(Stored dataset items)
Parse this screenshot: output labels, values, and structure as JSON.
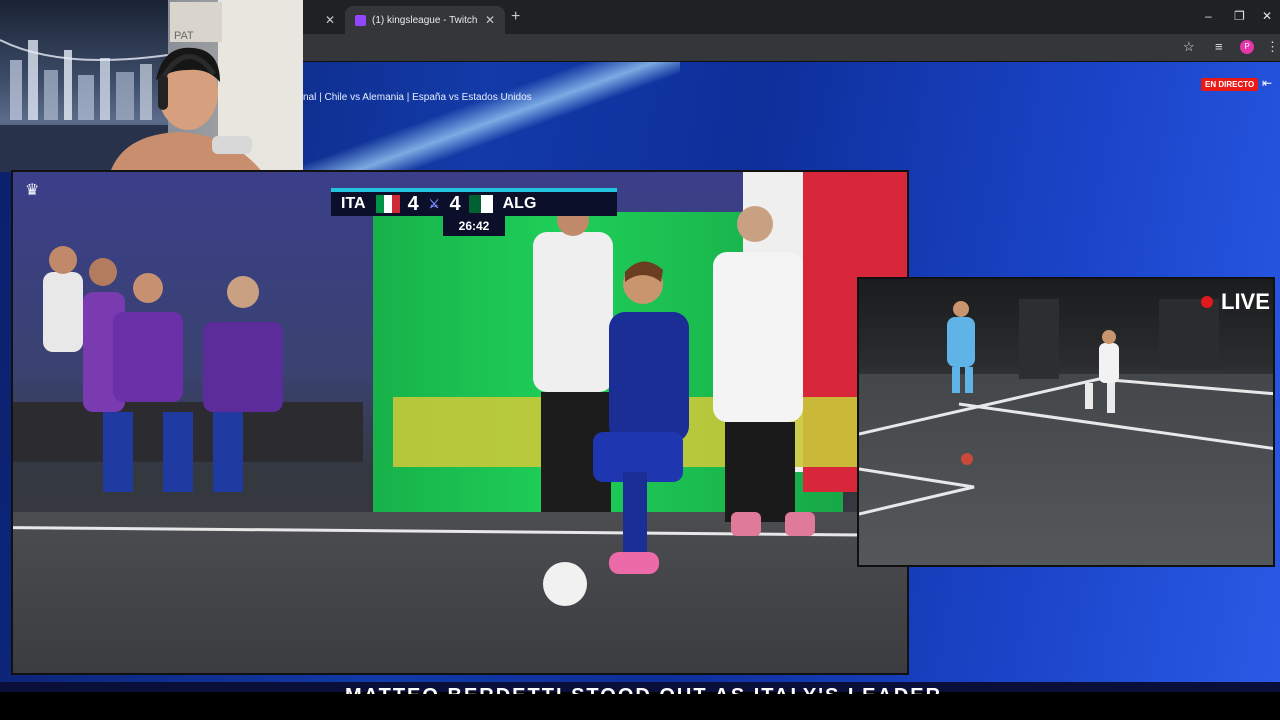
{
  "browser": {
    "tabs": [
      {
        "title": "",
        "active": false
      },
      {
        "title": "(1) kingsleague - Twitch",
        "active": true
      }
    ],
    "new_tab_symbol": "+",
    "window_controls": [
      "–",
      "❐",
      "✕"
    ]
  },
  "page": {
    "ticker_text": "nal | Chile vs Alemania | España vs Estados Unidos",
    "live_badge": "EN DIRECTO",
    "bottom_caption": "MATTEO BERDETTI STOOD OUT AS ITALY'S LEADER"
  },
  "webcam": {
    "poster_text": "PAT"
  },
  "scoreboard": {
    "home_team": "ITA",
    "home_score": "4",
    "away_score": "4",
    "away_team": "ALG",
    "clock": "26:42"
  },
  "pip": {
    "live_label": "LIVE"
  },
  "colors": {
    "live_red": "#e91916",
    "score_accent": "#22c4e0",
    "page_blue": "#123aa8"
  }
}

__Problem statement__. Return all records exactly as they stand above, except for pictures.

__Solution to this task__.
Parse this screenshot: output labels, values, and structure as JSON.
{
  "browser": {
    "tabs": [
      {
        "title": "",
        "active": false
      },
      {
        "title": "(1) kingsleague - Twitch",
        "active": true
      }
    ],
    "new_tab_symbol": "+",
    "window_controls": [
      "–",
      "❐",
      "✕"
    ]
  },
  "page": {
    "ticker_text": "nal | Chile vs Alemania | España vs Estados Unidos",
    "live_badge": "EN DIRECTO",
    "bottom_caption": "MATTEO BERDETTI STOOD OUT AS ITALY'S LEADER"
  },
  "webcam": {
    "poster_text": "PAT"
  },
  "scoreboard": {
    "home_team": "ITA",
    "home_score": "4",
    "away_score": "4",
    "away_team": "ALG",
    "clock": "26:42"
  },
  "pip": {
    "live_label": "LIVE"
  },
  "colors": {
    "live_red": "#e91916",
    "score_accent": "#22c4e0",
    "page_blue": "#123aa8"
  }
}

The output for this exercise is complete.